Activity:
What lines below contain the string "configs"? List them all.

[Entries from a dataset of interfaces]
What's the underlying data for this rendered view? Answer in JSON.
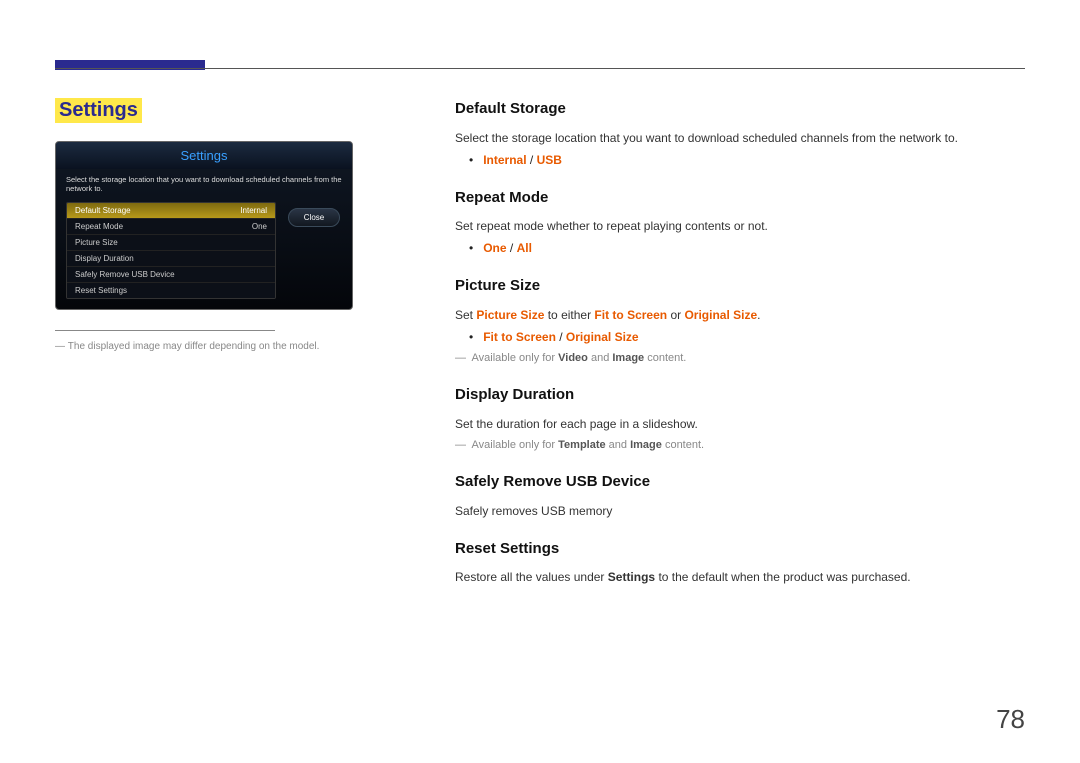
{
  "page_number": "78",
  "left": {
    "title": "Settings",
    "osd": {
      "title": "Settings",
      "description": "Select the storage location that you want to download scheduled channels from the network to.",
      "rows": [
        {
          "label": "Default Storage",
          "value": "Internal",
          "selected": true
        },
        {
          "label": "Repeat Mode",
          "value": "One",
          "selected": false
        },
        {
          "label": "Picture Size",
          "value": "",
          "selected": false
        },
        {
          "label": "Display Duration",
          "value": "",
          "selected": false
        },
        {
          "label": "Safely Remove USB Device",
          "value": "",
          "selected": false
        },
        {
          "label": "Reset Settings",
          "value": "",
          "selected": false
        }
      ],
      "close_label": "Close"
    },
    "footnote": "The displayed image may differ depending on the model."
  },
  "sections": {
    "default_storage": {
      "heading": "Default Storage",
      "desc": "Select the storage location that you want to download scheduled channels from the network to.",
      "opt1": "Internal",
      "opt2": "USB"
    },
    "repeat_mode": {
      "heading": "Repeat Mode",
      "desc": "Set repeat mode whether to repeat playing contents or not.",
      "opt1": "One",
      "opt2": "All"
    },
    "picture_size": {
      "heading": "Picture Size",
      "desc_prefix": "Set ",
      "desc_b1": "Picture Size",
      "desc_mid": " to either ",
      "desc_b2": "Fit to Screen",
      "desc_mid2": " or ",
      "desc_b3": "Original Size",
      "desc_suffix": ".",
      "opt1": "Fit to Screen",
      "opt2": "Original Size",
      "note_prefix": "Available only for ",
      "note_b1": "Video",
      "note_mid": " and ",
      "note_b2": "Image",
      "note_suffix": " content."
    },
    "display_duration": {
      "heading": "Display Duration",
      "desc": "Set the duration for each page in a slideshow.",
      "note_prefix": "Available only for ",
      "note_b1": "Template",
      "note_mid": " and ",
      "note_b2": "Image",
      "note_suffix": " content."
    },
    "safely_remove": {
      "heading": "Safely Remove USB Device",
      "desc": "Safely removes USB memory"
    },
    "reset_settings": {
      "heading": "Reset Settings",
      "desc_prefix": "Restore all the values under ",
      "desc_b1": "Settings",
      "desc_suffix": " to the default when the product was purchased."
    }
  }
}
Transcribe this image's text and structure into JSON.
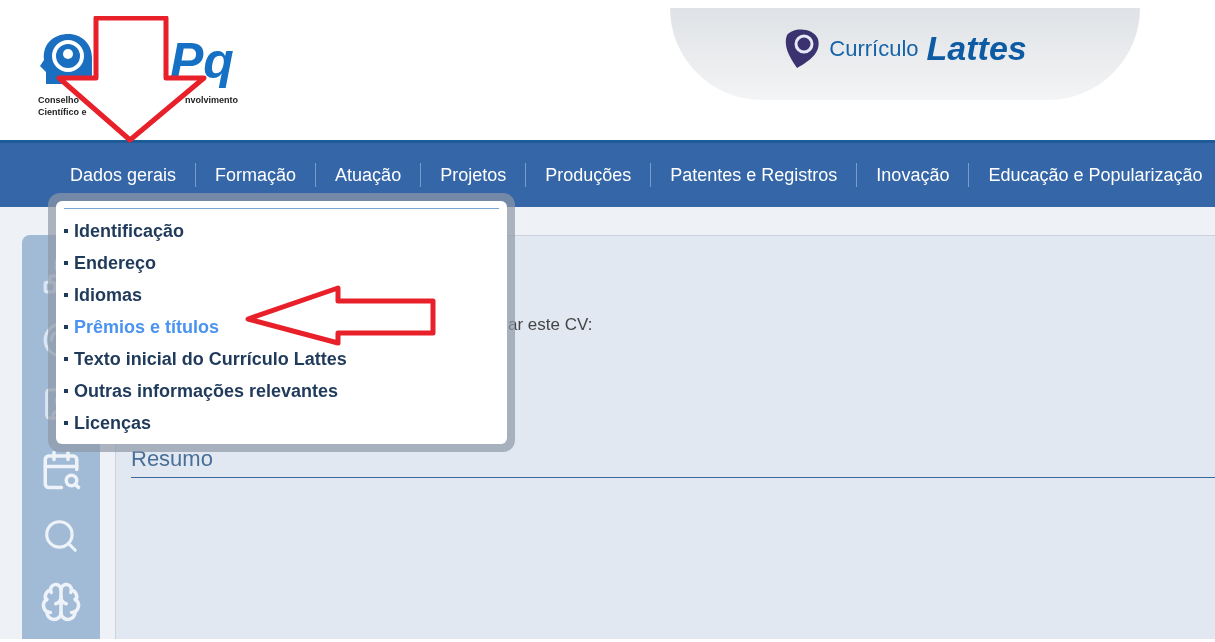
{
  "header": {
    "logo_text": "Pq",
    "logo_caption": [
      [
        "Conselho",
        "nvolvimento"
      ],
      [
        "Científico e"
      ]
    ],
    "product": {
      "prefix": "Currículo",
      "name": "Lattes"
    }
  },
  "nav": [
    "Dados gerais",
    "Formação",
    "Atuação",
    "Projetos",
    "Produções",
    "Patentes e Registros",
    "Inovação",
    "Educação e Popularização"
  ],
  "dropdown": {
    "items": [
      {
        "label": "Identificação",
        "selected": false
      },
      {
        "label": "Endereço",
        "selected": false
      },
      {
        "label": "Idiomas",
        "selected": false
      },
      {
        "label": "Prêmios e títulos",
        "selected": true
      },
      {
        "label": "Texto inicial do Currículo Lattes",
        "selected": false
      },
      {
        "label": "Outras informações relevantes",
        "selected": false
      },
      {
        "label": "Licenças",
        "selected": false
      }
    ]
  },
  "content": {
    "partial_text": "ar este CV:",
    "section_title": "Resumo"
  }
}
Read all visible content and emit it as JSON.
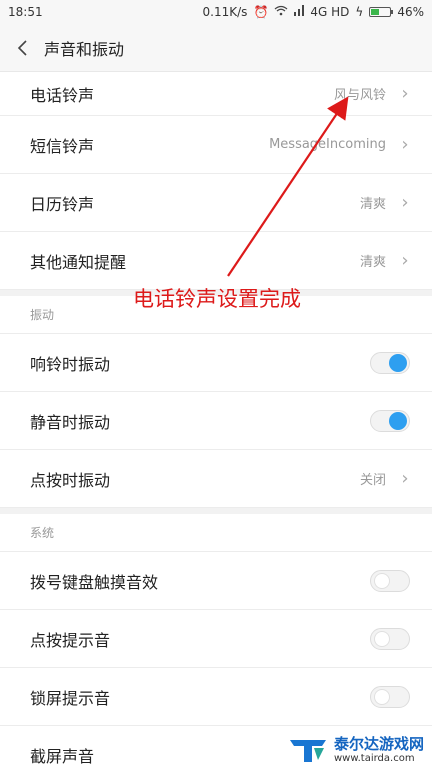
{
  "status_bar": {
    "time": "18:51",
    "network_speed": "0.11K/s",
    "network_type": "4G HD",
    "battery": "46%",
    "battery_level": 0.46,
    "icons": [
      "alarm-icon",
      "wifi-icon",
      "signal-icon",
      "charging-icon",
      "battery-icon"
    ]
  },
  "header": {
    "title": "声音和振动",
    "back_icon": "chevron-left-icon"
  },
  "ringtones": [
    {
      "label": "电话铃声",
      "value": "风与风铃"
    },
    {
      "label": "短信铃声",
      "value": "MessageIncoming"
    },
    {
      "label": "日历铃声",
      "value": "清爽"
    },
    {
      "label": "其他通知提醒",
      "value": "清爽"
    }
  ],
  "vibration": {
    "section_title": "振动",
    "items": [
      {
        "label": "响铃时振动",
        "on": true
      },
      {
        "label": "静音时振动",
        "on": true
      },
      {
        "label": "点按时振动",
        "value": "关闭"
      }
    ]
  },
  "system": {
    "section_title": "系统",
    "items": [
      {
        "label": "拨号键盘触摸音效",
        "on": false
      },
      {
        "label": "点按提示音",
        "on": false
      },
      {
        "label": "锁屏提示音",
        "on": false
      },
      {
        "label": "截屏声音"
      }
    ]
  },
  "annotation": {
    "text": "电话铃声设置完成",
    "color": "#dd1a1a"
  },
  "watermark": {
    "title": "泰尔达游戏网",
    "url": "www.tairda.com"
  },
  "colors": {
    "toggle_on": "#2e9ff0",
    "annotation": "#dd1a1a"
  }
}
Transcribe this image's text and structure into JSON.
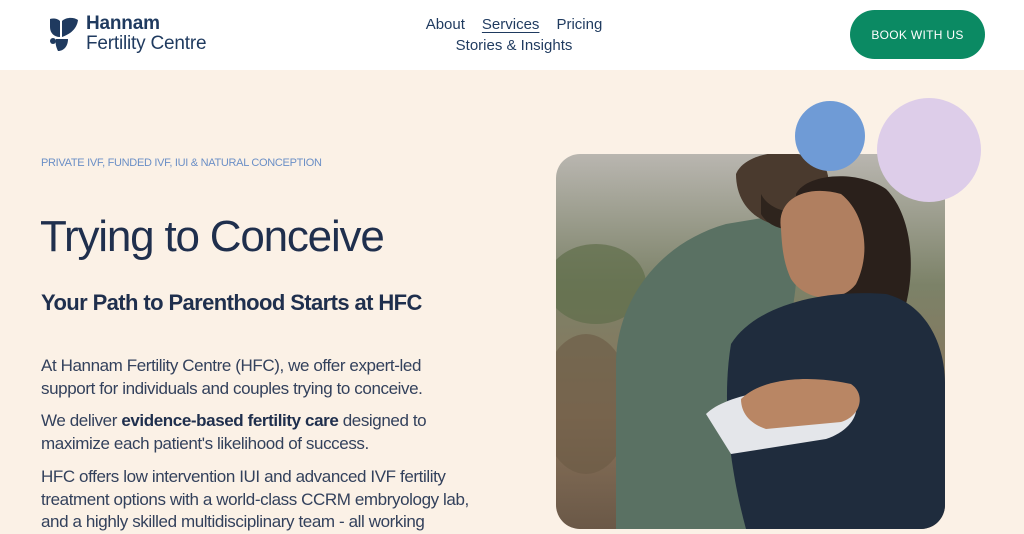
{
  "header": {
    "logo": {
      "line1": "Hannam",
      "line2": "Fertility Centre",
      "icon": "bird-icon"
    },
    "nav": {
      "about": "About",
      "services": "Services",
      "pricing": "Pricing",
      "stories": "Stories & Insights",
      "active": "Services"
    },
    "cta": "BOOK WITH US"
  },
  "hero": {
    "eyebrow": "PRIVATE IVF, FUNDED IVF, IUI & NATURAL CONCEPTION",
    "title": "Trying to Conceive",
    "subtitle": "Your Path to Parenthood Starts at HFC",
    "paragraph1": "At Hannam Fertility Centre (HFC), we offer expert-led support for individuals and couples trying to conceive.",
    "paragraph2_before": "We deliver ",
    "paragraph2_bold": "evidence-based fertility care",
    "paragraph2_after": " designed to maximize each patient's likelihood of success.",
    "paragraph3": "HFC offers low intervention IUI and advanced IVF fertility treatment options with a world-class CCRM embryology lab, and a highly skilled multidisciplinary team - all working"
  },
  "colors": {
    "background": "#fbf1e6",
    "header": "#ffffff",
    "brand_navy": "#1f3a5f",
    "cta_green": "#0b8a63",
    "accent_blue": "#6f9bd6",
    "accent_lilac": "#ddcde9",
    "eyebrow_blue": "#6b8fc6"
  }
}
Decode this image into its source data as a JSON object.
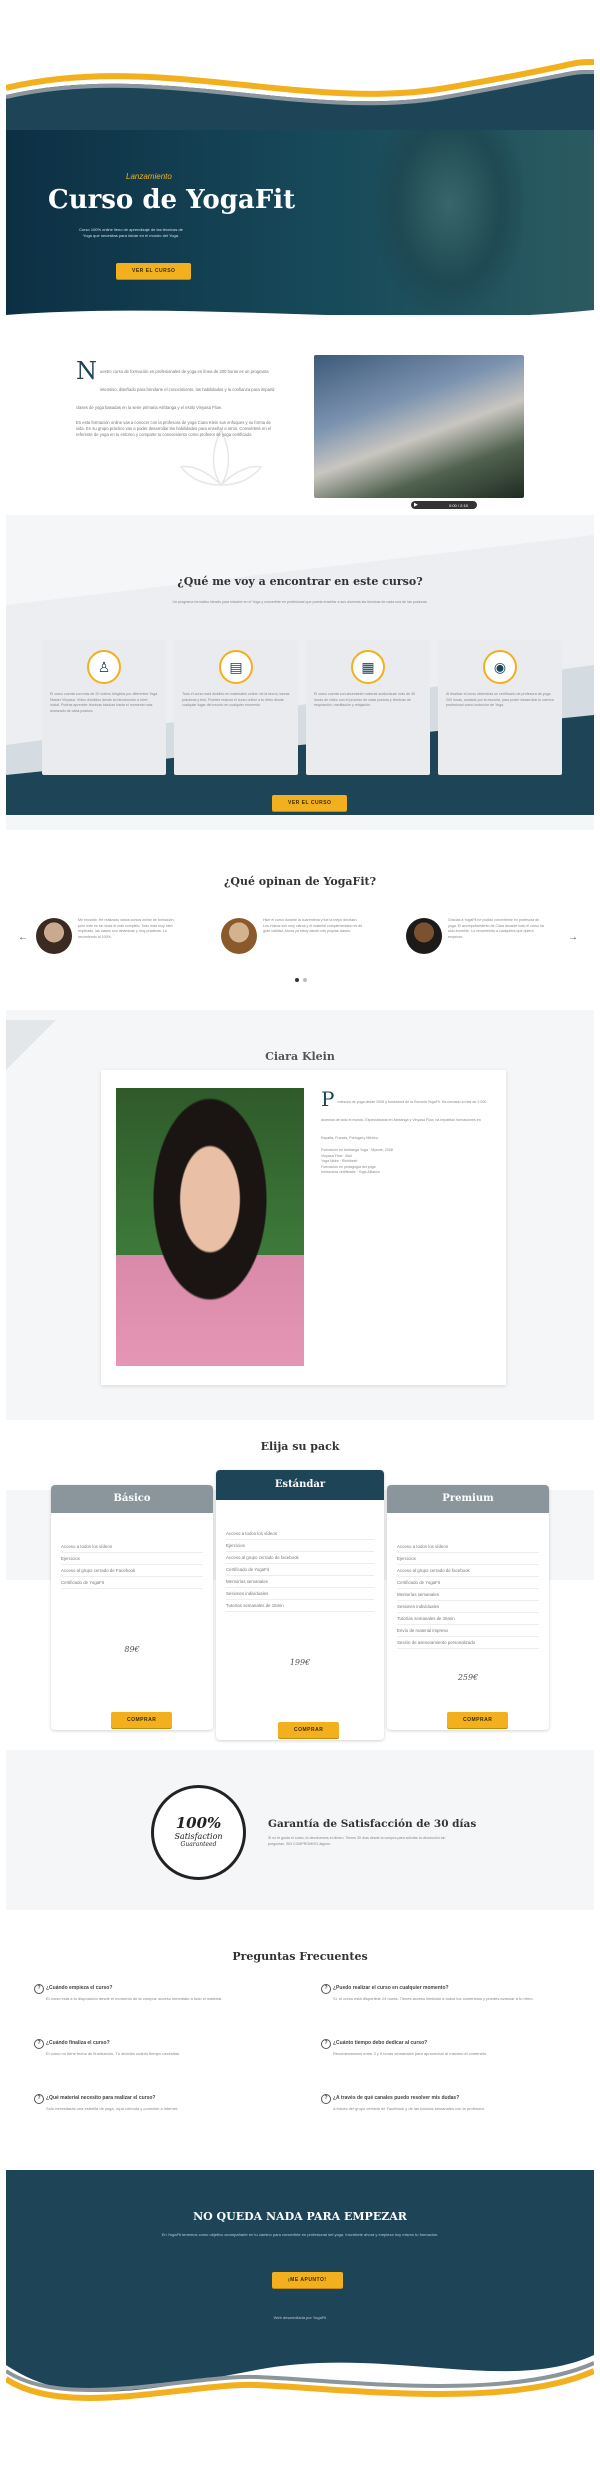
{
  "hero": {
    "kicker": "Lanzamiento",
    "title": "Curso de YogaFit",
    "subtitle": "Curso 100% online lleno de aprendizaje de las técnicas de Yoga que necesitas para iniciar en el mundo del Yoga.",
    "cta": "VER EL CURSO"
  },
  "intro": {
    "dropcap": "N",
    "text": "uestro curso de formación en profesionales de yoga en línea de 200 horas es un programa intensivo, diseñado para brindarte el conocimiento, las habilidades y la confianza para impartir clases de yoga basadas en la serie primaria Ashtanga y el estilo Vinyasa Flow.",
    "text2": "En esta formación online vas a conocer con la profesora de yoga Ciara Klein sus enfoques y su forma de vida. En su grupo práctico vas a poder desarrollar las habilidades para enseñar a otros. Conviértete en el referente de yoga en tu entorno y comparte tu conocimiento como profesor de yoga certificado.",
    "video_time": "0:00 / 2:15"
  },
  "learn": {
    "title": "¿Qué me voy a encontrar en este curso?",
    "intro": "Un programa formativo ideado para iniciarte en el Yoga y convertirte en profesional que pueda enseñar a sus alumnos las técnicas de cada una de las posturas.",
    "cards": [
      {
        "icon": "person-icon",
        "glyph": "♙",
        "text": "El curso cuenta con más de 20 vídeos dirigidos por diferentes Yoga Master Vinyasa. Vídeo divididos desde la introducción a nivel inicial. Podrás aprender técnicas básicas hasta el momento más avanzado de cada postura."
      },
      {
        "icon": "book-icon",
        "glyph": "▤",
        "text": "Todo el curso está dividido en materiales online: de la teoría, tareas prácticas y test. Puedes realizar el curso online a tu ritmo desde cualquier lugar del mundo en cualquier momento."
      },
      {
        "icon": "chart-icon",
        "glyph": "▦",
        "text": "El curso cuenta con abundante material audiovisual: más de 30 horas de vídeo con el proceso de cada postura y técnicas de respiración, meditación y relajación."
      },
      {
        "icon": "eye-icon",
        "glyph": "◉",
        "text": "Al finalizar el curso obtendrás un certificado de profesora de yoga 200 horas, avalado por la escuela, para poder desarrollar tu carrera profesional como instructor de Yoga."
      }
    ],
    "cta": "VER EL CURSO"
  },
  "testimonials": {
    "title": "¿Qué opinan de YogaFit?",
    "items": [
      {
        "text": "Me encantó. He realizado varios cursos online de formación, pero este es sin duda el más completo. Todo está muy bien explicado, las clases son dinámicas y muy prácticas. Lo recomiendo al 100%."
      },
      {
        "text": "Hice el curso durante la cuarentena y fue la mejor decisión. Los vídeos son muy claros y el material complementario es de gran calidad. Ahora ya estoy dando mis propias clases."
      },
      {
        "text": "Gracias a YogaFit he podido convertirme en profesora de yoga. El acompañamiento de Ciara durante todo el curso ha sido increíble. Lo recomiendo a cualquiera que quiera empezar."
      }
    ]
  },
  "teacher": {
    "name": "Ciara Klein",
    "dropcap": "P",
    "bio": "rofesora de yoga desde 2006 y fundadora de la Escuela YogaFit. Ha formado a más de 2.000 alumnos de todo el mundo. Especializada en Ashtanga y Vinyasa Flow, ha impartido formaciones en España, Francia, Portugal y México.",
    "creds": [
      "Formación en Ashtanga Yoga · Mysore, 2008",
      "Vinyasa Flow · Bali",
      "Yoga Nidra · Rishikesh",
      "Formación en pedagogía del yoga",
      "Instructora certificada · Yoga Alliance"
    ]
  },
  "pricing": {
    "title": "Elija su pack",
    "plans": [
      {
        "name": "Básico",
        "features": [
          "Acceso a todos los vídeos",
          "Ejercicios",
          "Acceso al grupo cerrado de Facebook",
          "Certificado de YogaFit"
        ],
        "price": "89€",
        "cta": "COMPRAR"
      },
      {
        "name": "Estándar",
        "features": [
          "Acceso a todos los vídeos",
          "Ejercicios",
          "Acceso al grupo cerrado de facebook",
          "Certificado de YogaFit",
          "Mentorías semanales",
          "Sesiones individuales",
          "Tutorías semanales de 15min"
        ],
        "price": "199€",
        "cta": "COMPRAR"
      },
      {
        "name": "Premium",
        "features": [
          "Acceso a todos los vídeos",
          "Ejercicios",
          "Acceso al grupo cerrado de facebook",
          "Certificado de YogaFit",
          "Mentorías semanales",
          "Sesiones individuales",
          "Tutorías semanales de 15min",
          "Envío de material impreso",
          "Sesión de asesoramiento personalizado"
        ],
        "price": "259€",
        "cta": "COMPRAR"
      }
    ]
  },
  "guarantee": {
    "badge_pct": "100%",
    "badge_l1": "Satisfaction",
    "badge_l2": "Guaranteed",
    "title": "Garantía de Satisfacción de 30 días",
    "text": "Si no te gusta el curso, te devolvemos el dinero. Tienes 30 días desde la compra para solicitar la devolución sin preguntas. SIN COMPROMISO alguno."
  },
  "faq": {
    "title": "Preguntas Frecuentes",
    "items": [
      {
        "q": "¿Cuándo empieza el curso?",
        "a": "El curso está a tu disposición desde el momento de la compra: acceso inmediato a todo el material."
      },
      {
        "q": "¿Puedo realizar el curso en cualquier momento?",
        "a": "Sí, el curso está disponible 24 horas. Tienes acceso ilimitado a todos los contenidos y puedes avanzar a tu ritmo."
      },
      {
        "q": "¿Cuándo finaliza el curso?",
        "a": "El curso no tiene fecha de finalización. Tú decides cuánto tiempo necesitas."
      },
      {
        "q": "¿Cuánto tiempo debo dedicar al curso?",
        "a": "Recomendamos entre 3 y 5 horas semanales para aprovechar al máximo el contenido."
      },
      {
        "q": "¿Qué material necesito para realizar el curso?",
        "a": "Solo necesitarás una esterilla de yoga, ropa cómoda y conexión a internet."
      },
      {
        "q": "¿A través de qué canales puedo resolver mis dudas?",
        "a": "A través del grupo cerrado de Facebook y de las tutorías semanales con la profesora."
      }
    ]
  },
  "final": {
    "title": "NO QUEDA NADA PARA EMPEZAR",
    "text": "En YogaFit tenemos como objetivo acompañarte en tu camino para convertirte en profesional del yoga. Inscríbete ahora y empieza hoy mismo tu formación.",
    "cta": "¡ME APUNTO!",
    "credit": "Web desarrollada por YogaFit"
  },
  "colors": {
    "navy": "#1d4457",
    "accent": "#f2b01e"
  }
}
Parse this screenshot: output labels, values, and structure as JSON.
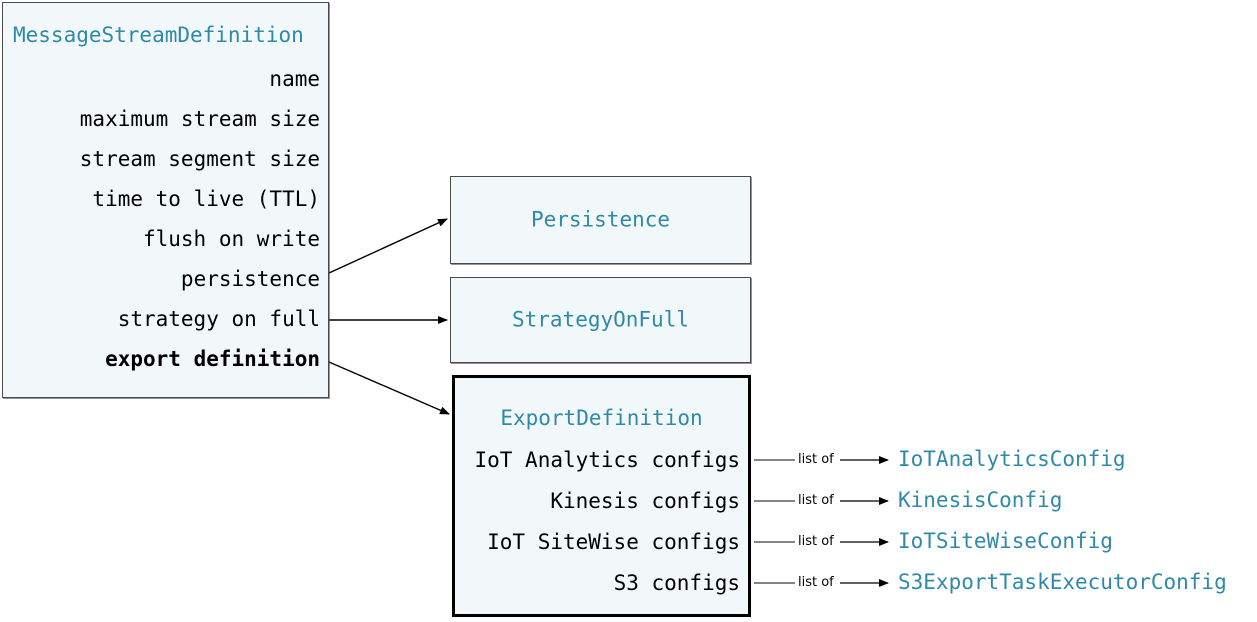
{
  "diagram": {
    "title": "MessageStreamDefinition",
    "accent_color": "#2e8aa8",
    "box_fill": "#f2f7fa",
    "box_border": "#4a4a4a",
    "highlight_border": "#000000"
  },
  "main_class": {
    "name": "MessageStreamDefinition",
    "fields": [
      {
        "label": "name",
        "bold": false
      },
      {
        "label": "maximum stream size",
        "bold": false
      },
      {
        "label": "stream segment size",
        "bold": false
      },
      {
        "label": "time to live (TTL)",
        "bold": false
      },
      {
        "label": "flush on write",
        "bold": false
      },
      {
        "label": "persistence",
        "bold": false
      },
      {
        "label": "strategy on full",
        "bold": false
      },
      {
        "label": "export definition",
        "bold": true
      }
    ]
  },
  "persistence_class": {
    "name": "Persistence"
  },
  "strategy_class": {
    "name": "StrategyOnFull"
  },
  "export_class": {
    "name": "ExportDefinition",
    "fields": [
      {
        "label": "IoT Analytics configs"
      },
      {
        "label": "Kinesis configs"
      },
      {
        "label": "IoT SiteWise configs"
      },
      {
        "label": "S3 configs"
      }
    ]
  },
  "leaf_classes": [
    {
      "name": "IoTAnalyticsConfig",
      "edge_caption": "list of"
    },
    {
      "name": "KinesisConfig",
      "edge_caption": "list of"
    },
    {
      "name": "IoTSiteWiseConfig",
      "edge_caption": "list of"
    },
    {
      "name": "S3ExportTaskExecutorConfig",
      "edge_caption": "list of"
    }
  ]
}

Task answer:
        "label": "IoT Analytics configs"
        "label": "Kinesis configs"
        "label": "IoT SiteWise configs"
        "label": "S3 configs"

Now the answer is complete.